Travels overseas helped shape the story of “Yaffa and Fatima: Shalom and Salaam” by children’s author Fawzia Gilani-Williams, who hails from Oberlin.
Released earlier this year, the book was inspired in part by “Brothers: A Hebrew Legend” by Florence Freedman, which she found while working at Oberlin Public Library in 2002. She had never seen books that promoted Hanukkah, Chinese New Year, and Kwanza in any other libraries.
“Yaffa and Fatima” tells the tale of Jewish and Muslim neighbors who are best friends. With a theme of kindness, it’s a retelling of a folktale of both Jewish and Arab traditions.
Gilani-Williams said she has always been intrigued by the lifestyles of people, their languages, foods, architecture, landscape, religions, and cultural traditions.
Meanwhile, she has watched prejudice increase against immigrants in America.
“Those who study sociology and history will know that any new wave of immigrants are subject to xenophobic persecution. What is happening with immigrant Muslims today is similar to experiences of previous immigrant groups arriving to America as strangers,” Gilani-Williams said. “Books can help children understand that diversity is a part of the human condition. You don’t try to make it go away, you allow it to flourish.”

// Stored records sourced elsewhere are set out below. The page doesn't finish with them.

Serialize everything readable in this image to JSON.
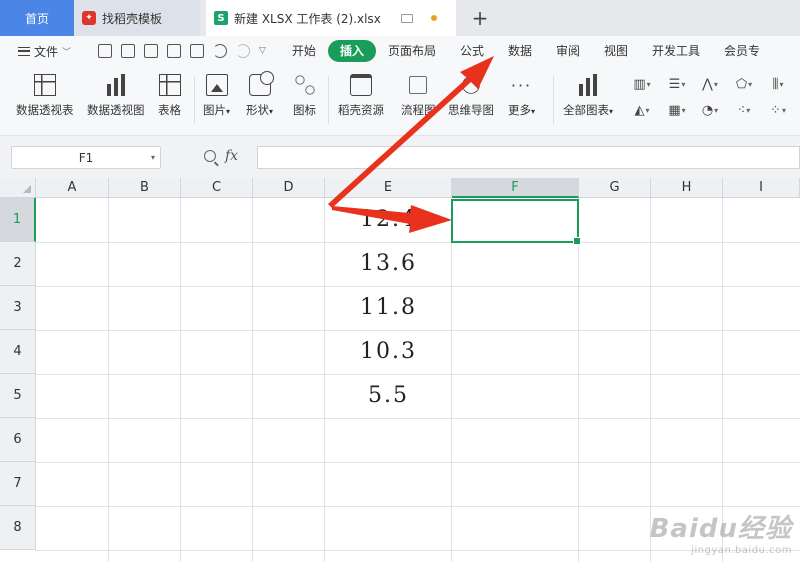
{
  "tabs": {
    "home": "首页",
    "template": "找稻壳模板",
    "file": "新建 XLSX 工作表 (2).xlsx",
    "new_tab": "+"
  },
  "menu": {
    "file_label": "文件",
    "items": [
      "开始",
      "插入",
      "页面布局",
      "公式",
      "数据",
      "审阅",
      "视图",
      "开发工具",
      "会员专"
    ],
    "active": "插入"
  },
  "ribbon": {
    "pivot_table": "数据透视表",
    "pivot_chart": "数据透视图",
    "table": "表格",
    "picture": "图片",
    "shape": "形状",
    "icons": "图标",
    "docer_resources": "稻壳资源",
    "flowchart": "流程图",
    "mind_map": "思维导图",
    "more": "更多",
    "all_charts": "全部图表",
    "dropdown_caret": "▾"
  },
  "formula_bar": {
    "name_box": "F1",
    "fx": "fx",
    "formula": ""
  },
  "sheet": {
    "columns": [
      "A",
      "B",
      "C",
      "D",
      "E",
      "F",
      "G",
      "H",
      "I"
    ],
    "selected_column": "F",
    "rows": [
      "1",
      "2",
      "3",
      "4",
      "5",
      "6",
      "7",
      "8"
    ],
    "selected_row": "1",
    "column_e_values": [
      "12.4",
      "13.6",
      "11.8",
      "10.3",
      "5.5"
    ]
  },
  "watermark": {
    "main": "Baidu经验",
    "sub": "jingyan.baidu.com"
  },
  "colors": {
    "accent_green": "#1a9c5a",
    "home_tab_blue": "#4b86e6",
    "annotation_red": "#e8321e"
  }
}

A teacher, she looks for a balance of “mirror books” and “window books” when picking books for her students, saying it’s important the children develop empathy. Mirror books tell children about themselves, their families, communities, cultures. and traditions, while window books help children cultivate respect and understanding for other cultures, countries, and people.
Gilani-Williams’s fascination with diversity stems from her travels.
She grew up in England, moved to the United States in the early 1990s, worked in Canada in 2008, and now teaches in the United Arab Emirates. She said living in different places reinforces her belief that “we mostly live in a wonderful world with wonderful people.”
When she came to the United States from England, she noticed how friendly and polite the people were and how common it was to see the American flag.
In 2011, she arrived in Abu Dhabi and thought she was going to die from the climate. Apart from the desert heat, her adjustment period was brief. The Emirati drive on the same side of the road as Americans and English is their second language.
As a woman in Muslim attire, Gilani-Williams felt very fortunate to live in a safe place. During Ramadan, she walked alone to a nearby mosque at 2 a.m. and instead of fear, she felt empowered.
For the long time, she wanted to go to the Muslim house of worship in Mecca but knew that women could only enter Saudi Arabia if they were accompanied with a male relative. In March, Gilani-Williams flew there with two friends and said she was petrified.
When she landed, no one questioned her travel arrangements. “The immigration officer looked at my face, looked at my passport, took my fingerprints, and passed me through. It was as easy as that.” she said.
In Saudi Arabia, she learned people from different countries can still have many similarities. And as a teacher in the UAE, she meets expats from around the world on a daily basis.
Laurie Hamame can be reached at 440-775-1611 or @HamameNews on Twitter.